- **HOW TO COMPLETE THIS TASK**:
All entries that follow are to be printed exactly as written.

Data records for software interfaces
════════════════

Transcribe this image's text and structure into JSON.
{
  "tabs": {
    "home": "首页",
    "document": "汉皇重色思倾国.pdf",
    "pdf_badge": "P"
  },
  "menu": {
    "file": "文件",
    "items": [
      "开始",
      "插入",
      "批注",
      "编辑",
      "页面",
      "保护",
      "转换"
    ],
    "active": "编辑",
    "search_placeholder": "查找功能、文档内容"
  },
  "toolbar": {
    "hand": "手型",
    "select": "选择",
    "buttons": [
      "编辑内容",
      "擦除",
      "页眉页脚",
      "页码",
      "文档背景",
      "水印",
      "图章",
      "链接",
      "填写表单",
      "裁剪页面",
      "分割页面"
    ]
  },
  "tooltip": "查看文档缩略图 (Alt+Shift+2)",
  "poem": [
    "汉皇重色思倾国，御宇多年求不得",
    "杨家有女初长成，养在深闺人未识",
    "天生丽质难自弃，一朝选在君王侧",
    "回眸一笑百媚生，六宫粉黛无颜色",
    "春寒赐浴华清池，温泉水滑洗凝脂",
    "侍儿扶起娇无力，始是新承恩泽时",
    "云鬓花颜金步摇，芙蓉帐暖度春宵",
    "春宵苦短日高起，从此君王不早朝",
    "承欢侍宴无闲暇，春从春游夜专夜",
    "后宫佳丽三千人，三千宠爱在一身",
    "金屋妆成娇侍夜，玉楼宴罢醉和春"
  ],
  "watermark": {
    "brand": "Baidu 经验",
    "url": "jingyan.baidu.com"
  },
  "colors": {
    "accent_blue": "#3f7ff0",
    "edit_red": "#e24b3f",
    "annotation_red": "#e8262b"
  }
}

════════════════

- **RESPONSE**:
Transcribe this image's text and structure into JSON.
{
  "tabs": {
    "home": "首页",
    "document": "汉皇重色思倾国.pdf",
    "pdf_badge": "P"
  },
  "menu": {
    "file": "文件",
    "items": [
      "开始",
      "插入",
      "批注",
      "编辑",
      "页面",
      "保护",
      "转换"
    ],
    "active": "编辑",
    "search_placeholder": "查找功能、文档内容"
  },
  "toolbar": {
    "hand": "手型",
    "select": "选择",
    "buttons": [
      "编辑内容",
      "擦除",
      "页眉页脚",
      "页码",
      "文档背景",
      "水印",
      "图章",
      "链接",
      "填写表单",
      "裁剪页面",
      "分割页面"
    ]
  },
  "tooltip": "查看文档缩略图 (Alt+Shift+2)",
  "poem": [
    "汉皇重色思倾国，御宇多年求不得",
    "杨家有女初长成，养在深闺人未识",
    "天生丽质难自弃，一朝选在君王侧",
    "回眸一笑百媚生，六宫粉黛无颜色",
    "春寒赐浴华清池，温泉水滑洗凝脂",
    "侍儿扶起娇无力，始是新承恩泽时",
    "云鬓花颜金步摇，芙蓉帐暖度春宵",
    "春宵苦短日高起，从此君王不早朝",
    "承欢侍宴无闲暇，春从春游夜专夜",
    "后宫佳丽三千人，三千宠爱在一身",
    "金屋妆成娇侍夜，玉楼宴罢醉和春"
  ],
  "watermark": {
    "brand": "Baidu 经验",
    "url": "jingyan.baidu.com"
  },
  "colors": {
    "accent_blue": "#3f7ff0",
    "edit_red": "#e24b3f",
    "annotation_red": "#e8262b"
  }
}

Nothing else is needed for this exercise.